A fellow blogger posted this painful but beautiful poem recently to her blog, Boomie Bol. Her poems are consistently powerful but this one resonated with me in timely and potent ways.
I’m hurting emotionally right now for reasons that aren’t relevant to this post except to say it’s my own damn fault. Turning the hurt into words on the page is the only thing that makes sense to me at the moment. I’m not even sure I’m turning the hurt into words because I can’t bear to write about the thing itself. I am writing, though. I’ve been working on my novel revisions almost every day. I’ve also been making comments on the WP blogs I follow and the writing community on Twitter as I normally do although nothing feels normal. At first, I thought I was doing it all because I was trying to keep negative thoughts at bay but that’s impossible. Then I read the Boomie Bol poem and thought to myself, That’s it. I don’t want to waste my misery. I said before in another post that I don’t write because I want to, I write because I must. So, if I must write it seems natural that I should use my misery to drive the process. I think it’s what many writers do.
I didn’t want to blog because it feels like exposing myself at my most vulnerable. But I committed to trying to post at least once a month and I take that commitment seriously. I can’t get past the distress so it was unavoidable that this post would reflect that. I’m not going to promote it the way I usually do by way of an email blast and social media. I don’t really care how many folks read it or how many “likes” I get this time. I have to write anyway, and the WordPress community has always been kind to me so why not. Thank you for being here with me. Thank you to Boomie Bol as usual, for the truth in your words.
This too shall pass…
I had major dental surgery last week. And by major I mean 3 hours worth of work, gums split ear to ear and heavy sedation. And by sedation I mean out like a light, don’t remember a thing including how I got home. (Don’t judge, someone else drove me. Lol.)
I bring this up because the surgery caused me to reflect on pain, or more precisely, enduring pain. I was thinking that I’ve learned a lot over the years about what it takes to endure pain. It’s one of the life lessons that this blog is supposed to be about.
I’ve learned that although it seems counterintuitive, sometimes it’s better to accept pain than to fight it.
I was having a baby the first time someone tried to help me understand that. My nurse was wonderful when I had a C-section to deliver my youngest daughter. She came in the first night and told me not to fight the pain because I’d never win. She told me not to instinctively go into a defensive mode so I could stay aware of my body. She explained the need for pain as messages from the body pointing to the places that need attention. She said that pain is an ally not an adversary. She was very smart.
The next time I heard the lesson was from a therapist. She told me that what we perceive as the negative of pain is mostly fear. She told me to stay aware of my body tensing more at the memory of past hurt than the real pain itself.

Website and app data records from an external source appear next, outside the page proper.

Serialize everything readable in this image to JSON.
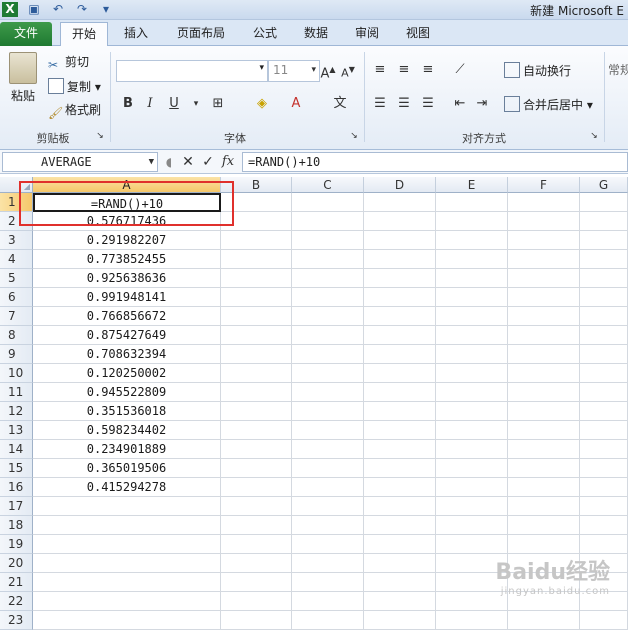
{
  "window": {
    "title": "新建 Microsoft E"
  },
  "tabs": [
    {
      "label": "文件",
      "key": "file"
    },
    {
      "label": "开始",
      "key": "home"
    },
    {
      "label": "插入",
      "key": "insert"
    },
    {
      "label": "页面布局",
      "key": "layout"
    },
    {
      "label": "公式",
      "key": "formulas"
    },
    {
      "label": "数据",
      "key": "data"
    },
    {
      "label": "审阅",
      "key": "review"
    },
    {
      "label": "视图",
      "key": "view"
    }
  ],
  "ribbon": {
    "clipboard": {
      "paste": "粘贴",
      "cut": "剪切",
      "copy": "复制",
      "format_painter": "格式刷",
      "label": "剪贴板"
    },
    "font": {
      "size": "11",
      "label": "字体"
    },
    "align": {
      "wrap": "自动换行",
      "merge": "合并后居中",
      "label": "对齐方式"
    },
    "number": {
      "format": "常规"
    }
  },
  "formula_bar": {
    "name_box": "AVERAGE",
    "fx": "fx",
    "formula": "=RAND()+10"
  },
  "columns": [
    "A",
    "B",
    "C",
    "D",
    "E",
    "F",
    "G"
  ],
  "selected_column": "A",
  "rows": [
    {
      "n": "1",
      "a": "=RAND()+10"
    },
    {
      "n": "2",
      "a": "0.576717436"
    },
    {
      "n": "3",
      "a": "0.291982207"
    },
    {
      "n": "4",
      "a": "0.773852455"
    },
    {
      "n": "5",
      "a": "0.925638636"
    },
    {
      "n": "6",
      "a": "0.991948141"
    },
    {
      "n": "7",
      "a": "0.766856672"
    },
    {
      "n": "8",
      "a": "0.875427649"
    },
    {
      "n": "9",
      "a": "0.708632394"
    },
    {
      "n": "10",
      "a": "0.120250002"
    },
    {
      "n": "11",
      "a": "0.945522809"
    },
    {
      "n": "12",
      "a": "0.351536018"
    },
    {
      "n": "13",
      "a": "0.598234402"
    },
    {
      "n": "14",
      "a": "0.234901889"
    },
    {
      "n": "15",
      "a": "0.365019506"
    },
    {
      "n": "16",
      "a": "0.415294278"
    },
    {
      "n": "17",
      "a": ""
    },
    {
      "n": "18",
      "a": ""
    },
    {
      "n": "19",
      "a": ""
    },
    {
      "n": "20",
      "a": ""
    },
    {
      "n": "21",
      "a": ""
    },
    {
      "n": "22",
      "a": ""
    },
    {
      "n": "23",
      "a": ""
    }
  ],
  "watermark": {
    "main": "Baidu经验",
    "sub": "jingyan.baidu.com"
  },
  "colors": {
    "file_tab": "#1f7a32",
    "highlight_box": "#e0302c",
    "selected_header": "#f5c76a"
  }
}
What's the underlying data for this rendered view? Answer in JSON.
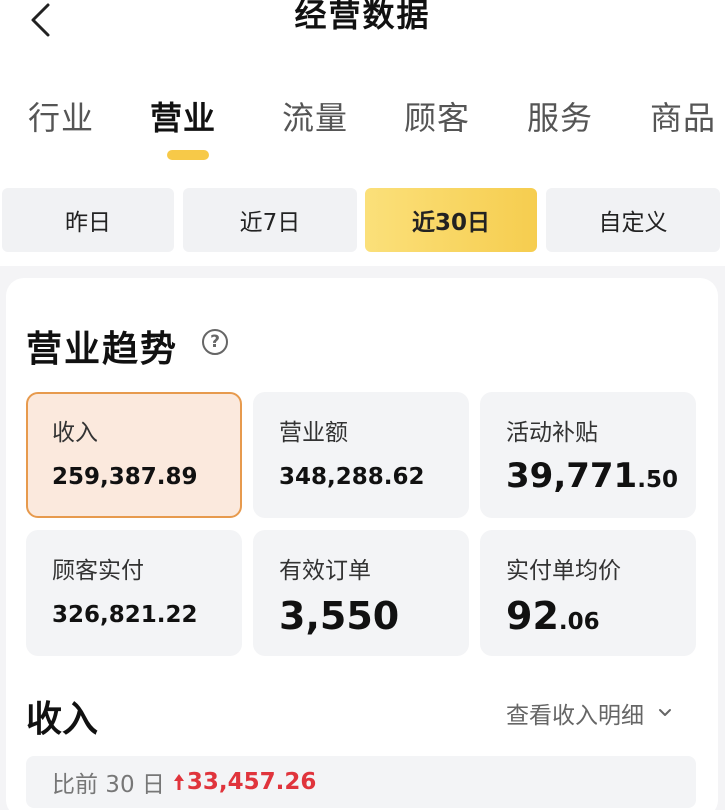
{
  "header": {
    "title": "经营数据",
    "back_icon": "chevron-left-icon"
  },
  "tabs": [
    {
      "label": "行业",
      "active": false
    },
    {
      "label": "营业",
      "active": true
    },
    {
      "label": "流量",
      "active": false
    },
    {
      "label": "顾客",
      "active": false
    },
    {
      "label": "服务",
      "active": false
    },
    {
      "label": "商品",
      "active": false
    }
  ],
  "periods": [
    {
      "label": "昨日",
      "active": false
    },
    {
      "label": "近7日",
      "active": false
    },
    {
      "label": "近30日",
      "active": true
    },
    {
      "label": "自定义",
      "active": false
    }
  ],
  "trend": {
    "title": "营业趋势",
    "help_icon": "question-circle-icon",
    "metrics": [
      {
        "label": "收入",
        "value": "259,387.89",
        "active": true
      },
      {
        "label": "营业额",
        "value": "348,288.62",
        "active": false
      },
      {
        "label": "活动补贴",
        "value_int": "39,771",
        "value_dec": ".50",
        "active": false
      },
      {
        "label": "顾客实付",
        "value": "326,821.22",
        "active": false
      },
      {
        "label": "有效订单",
        "value": "3,550",
        "active": false
      },
      {
        "label": "实付单均价",
        "value_int": "92",
        "value_dec": ".06",
        "active": false
      }
    ]
  },
  "income": {
    "title": "收入",
    "detail_label": "查看收入明细",
    "compare_label": "比前 30 日",
    "compare_value": "33,457.26",
    "compare_icon": "arrow-up-icon"
  },
  "colors": {
    "accent_yellow": "#f7c948",
    "active_metric_bg": "#fbe9dd",
    "active_metric_border": "#e79a4d",
    "increase_red": "#e0343c"
  }
}
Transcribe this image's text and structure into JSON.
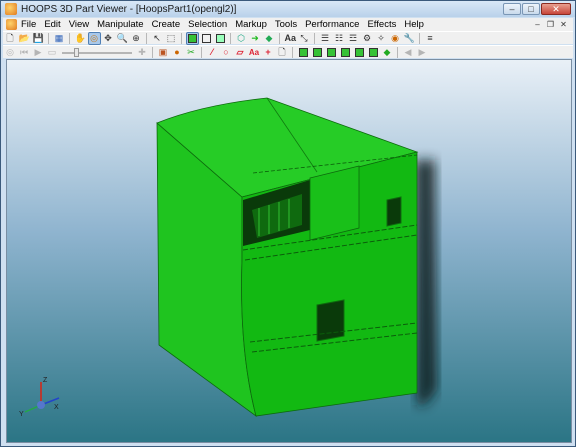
{
  "window": {
    "title": "HOOPS 3D Part Viewer - [HoopsPart1(opengl2)]",
    "controls": {
      "minimize": "–",
      "maximize": "□",
      "close": "✕"
    }
  },
  "menubar": {
    "items": [
      "File",
      "Edit",
      "View",
      "Manipulate",
      "Create",
      "Selection",
      "Markup",
      "Tools",
      "Performance",
      "Effects",
      "Help"
    ],
    "mdi_controls": {
      "minimize": "–",
      "restore": "❐",
      "close": "✕"
    }
  },
  "toolbar_row1": {
    "icons": [
      "new-icon",
      "open-icon",
      "save-icon",
      "grid-icon",
      "orbit-icon",
      "walk-icon",
      "pan-icon",
      "zoom-icon",
      "zoom-window-icon",
      "select-icon",
      "select-area-icon",
      "shaded-icon",
      "hidden-line-icon",
      "render-icon",
      "text-icon",
      "measure-icon",
      "layer-icon",
      "frame-icon",
      "slice-icon",
      "smooth-icon",
      "color-icon",
      "settings-icon",
      "list-icon"
    ]
  },
  "toolbar_row2": {
    "icons": [
      "first-frame-icon",
      "prev-frame-icon",
      "play-icon",
      "stop-icon",
      "animation-slider",
      "next-icon",
      "annotate-icon",
      "cut-icon",
      "markup-pen-icon",
      "markup-circle-icon",
      "markup-rect-icon",
      "markup-text-icon",
      "add-icon",
      "page-icon",
      "cube-front-icon",
      "cube-back-icon",
      "cube-left-icon",
      "cube-right-icon",
      "cube-top-icon",
      "cube-bottom-icon",
      "cube-iso-icon",
      "back-arrow-icon",
      "forward-arrow-icon"
    ],
    "slider_value": 0.2
  },
  "viewport": {
    "background_top": "#e9f0f7",
    "background_bottom": "#2b7585",
    "model_color": "#19c219",
    "axis_labels": [
      "Z",
      "Y",
      "X"
    ]
  }
}
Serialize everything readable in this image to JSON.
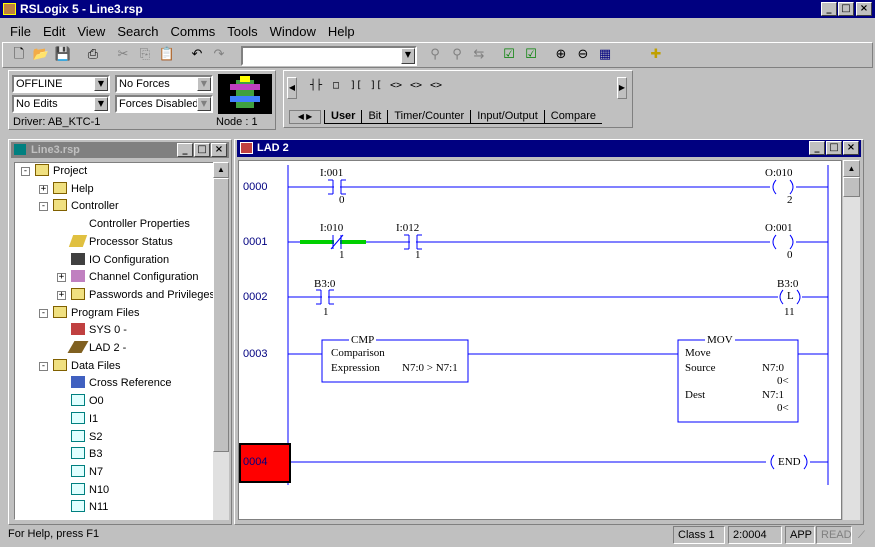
{
  "app": {
    "title": "RSLogix 5 - Line3.rsp"
  },
  "menu": [
    "File",
    "Edit",
    "View",
    "Search",
    "Comms",
    "Tools",
    "Window",
    "Help"
  ],
  "toolbar": {
    "icons": [
      "new-file-icon",
      "open-folder-icon",
      "save-icon",
      "print-icon",
      "cut-icon",
      "copy-icon",
      "paste-icon",
      "undo-icon",
      "redo-icon"
    ],
    "search_value": "",
    "right_icons": [
      "find-icon",
      "find-next-icon",
      "replace-icon",
      "verify-file-icon",
      "verify-routine-icon",
      "zoom-in-icon",
      "zoom-out-icon",
      "view-icon",
      "add-icon"
    ]
  },
  "status_panel": {
    "mode": "OFFLINE",
    "forces": "No Forces",
    "edits": "No Edits",
    "forces_state": "Forces Disabled",
    "driver": "Driver: AB_KTC-1",
    "node": "Node : 1"
  },
  "instr_tabs": [
    "User",
    "Bit",
    "Timer/Counter",
    "Input/Output",
    "Compare"
  ],
  "instr_symbols": [
    "┤├",
    "□",
    "][",
    "][",
    "<>",
    "<>",
    "<>"
  ],
  "project_window": {
    "title": "Line3.rsp",
    "tree": [
      {
        "label": "Project",
        "level": 0,
        "icon": "folder-open-icon",
        "pm": "-"
      },
      {
        "label": "Help",
        "level": 1,
        "icon": "folder-icon",
        "pm": "+"
      },
      {
        "label": "Controller",
        "level": 1,
        "icon": "folder-open-icon",
        "pm": "-"
      },
      {
        "label": "Controller Properties",
        "level": 2,
        "icon": "info-icon"
      },
      {
        "label": "Processor Status",
        "level": 2,
        "icon": "processor-status-icon"
      },
      {
        "label": "IO Configuration",
        "level": 2,
        "icon": "io-config-icon"
      },
      {
        "label": "Channel Configuration",
        "level": 2,
        "icon": "channel-config-icon",
        "pm": "+"
      },
      {
        "label": "Passwords and Privileges",
        "level": 2,
        "icon": "folder-icon",
        "pm": "+"
      },
      {
        "label": "Program Files",
        "level": 1,
        "icon": "folder-open-icon",
        "pm": "-"
      },
      {
        "label": "SYS 0 -",
        "level": 2,
        "icon": "sys-file-icon"
      },
      {
        "label": "LAD 2 -",
        "level": 2,
        "icon": "ladder-file-icon"
      },
      {
        "label": "Data Files",
        "level": 1,
        "icon": "folder-open-icon",
        "pm": "-"
      },
      {
        "label": "Cross Reference",
        "level": 2,
        "icon": "cross-reference-icon"
      },
      {
        "label": "O0",
        "level": 2,
        "icon": "data-file-icon"
      },
      {
        "label": "I1",
        "level": 2,
        "icon": "data-file-icon"
      },
      {
        "label": "S2",
        "level": 2,
        "icon": "data-file-icon"
      },
      {
        "label": "B3",
        "level": 2,
        "icon": "data-file-icon"
      },
      {
        "label": "N7",
        "level": 2,
        "icon": "data-file-icon"
      },
      {
        "label": "N10",
        "level": 2,
        "icon": "data-file-icon"
      },
      {
        "label": "N11",
        "level": 2,
        "icon": "data-file-icon"
      }
    ]
  },
  "ladder_window": {
    "title": "LAD 2",
    "rungs": [
      "0000",
      "0001",
      "0002",
      "0003",
      "0004"
    ],
    "r0": {
      "in_addr": "I:001",
      "in_bit": "0",
      "out_addr": "O:010",
      "out_bit": "2"
    },
    "r1": {
      "in1_addr": "I:010",
      "in1_bit": "1",
      "in2_addr": "I:012",
      "in2_bit": "1",
      "out_addr": "O:001",
      "out_bit": "0"
    },
    "r2": {
      "in_addr": "B3:0",
      "in_bit": "1",
      "out_addr": "B3:0",
      "out_sym": "L",
      "out_bit": "11"
    },
    "cmp": {
      "name": "CMP",
      "line1": "Comparison",
      "line2": "Expression",
      "expr": "N7:0 > N7:1"
    },
    "mov": {
      "name": "MOV",
      "line1": "Move",
      "source_label": "Source",
      "source": "N7:0",
      "source_val": "0<",
      "dest_label": "Dest",
      "dest": "N7:1",
      "dest_val": "0<"
    },
    "end": "END"
  },
  "statusbar": {
    "help": "For Help, press F1",
    "class": "Class 1",
    "pos": "2:0004",
    "mode": "APP",
    "read": "READ"
  }
}
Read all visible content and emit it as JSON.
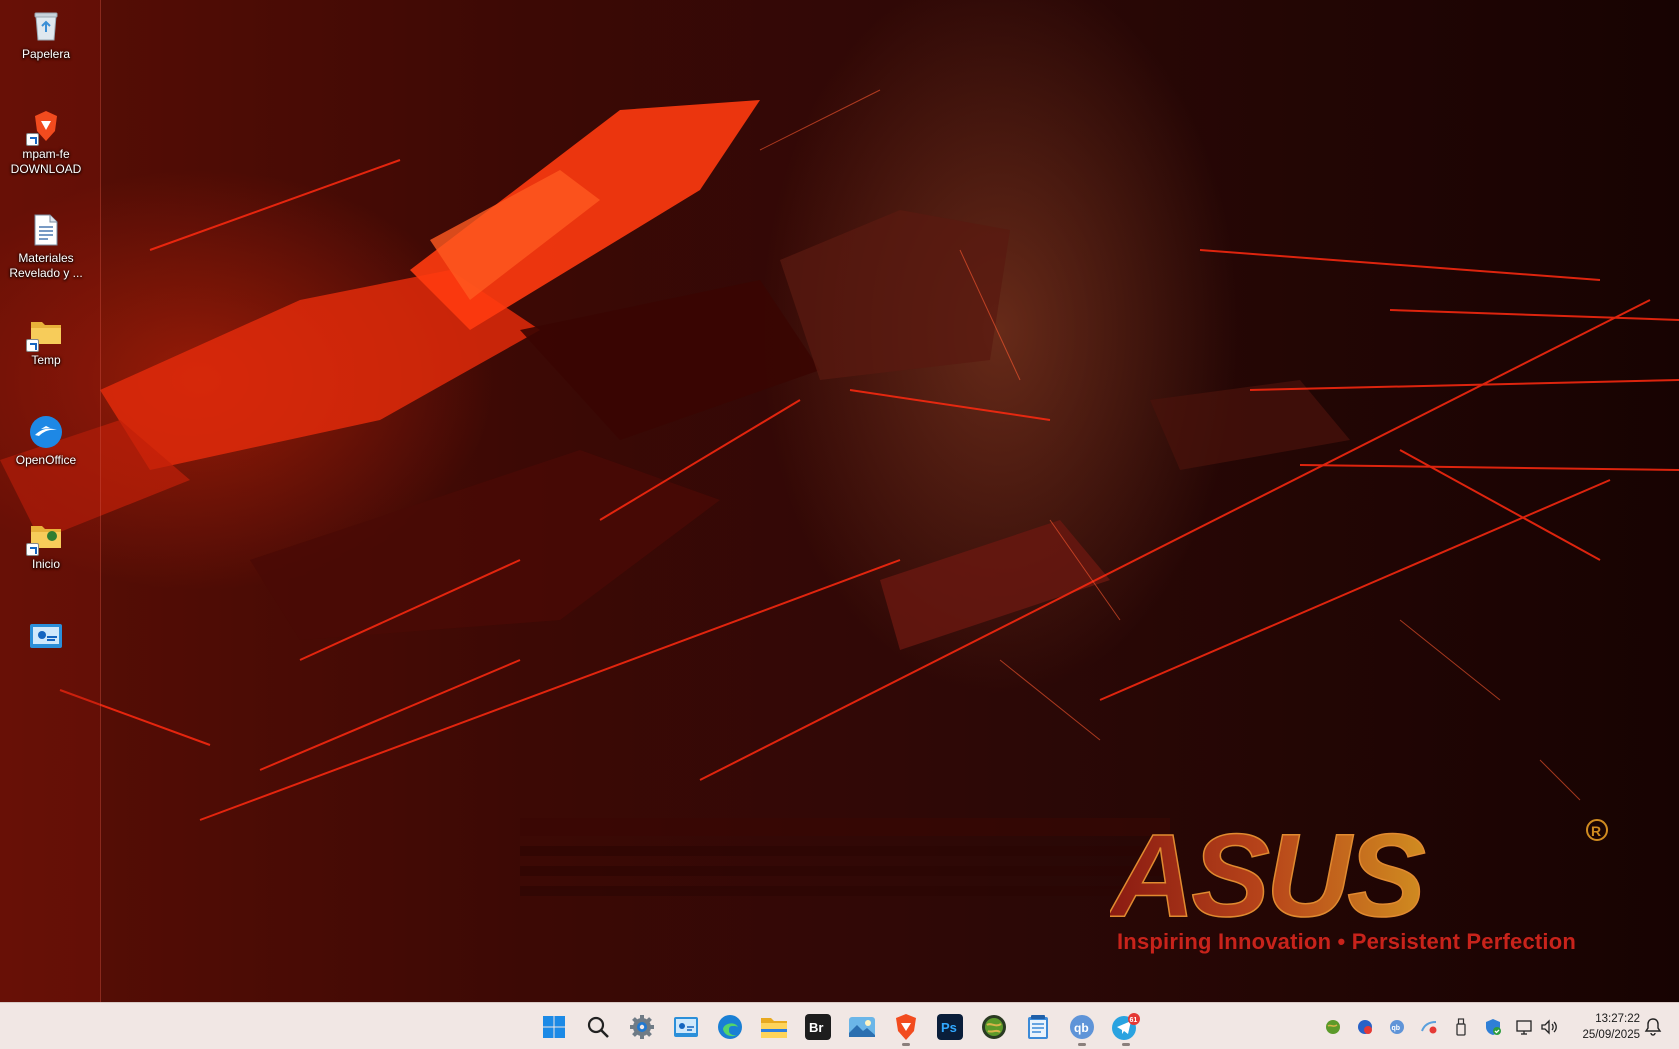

She said the worst part of pain, the memory of it, has already happened so there’s no reason to be afraid of it. She taught me to relax, breathe and that if I tried to focus on the center of the pain, I’d find it was much smaller than I’d feared. She was very wise.
My yoga teacher is young but she’s good at guiding a bunch of us Boomers gently through our poses. She tells us to breathe through our pain. (In our hips, knees and backs.) Breathe in to the center of it, breathe out and release it. It really does help when I’m trying to creakily hold a pose. She is very sweet.
So, when I went to a Buddhist dharma talk last year and the presenter discussed “being the pain” it resonated with me. He was saying the same thing as the other women were saying. And the lesson can be applied to emotional and spiritual pain as well as the physical. Staying with it and giving our “self” over to it is the only way we really know what pain is and what it means. And if we know that we can bear it, use it and won’t waste precious energy trying to beat it.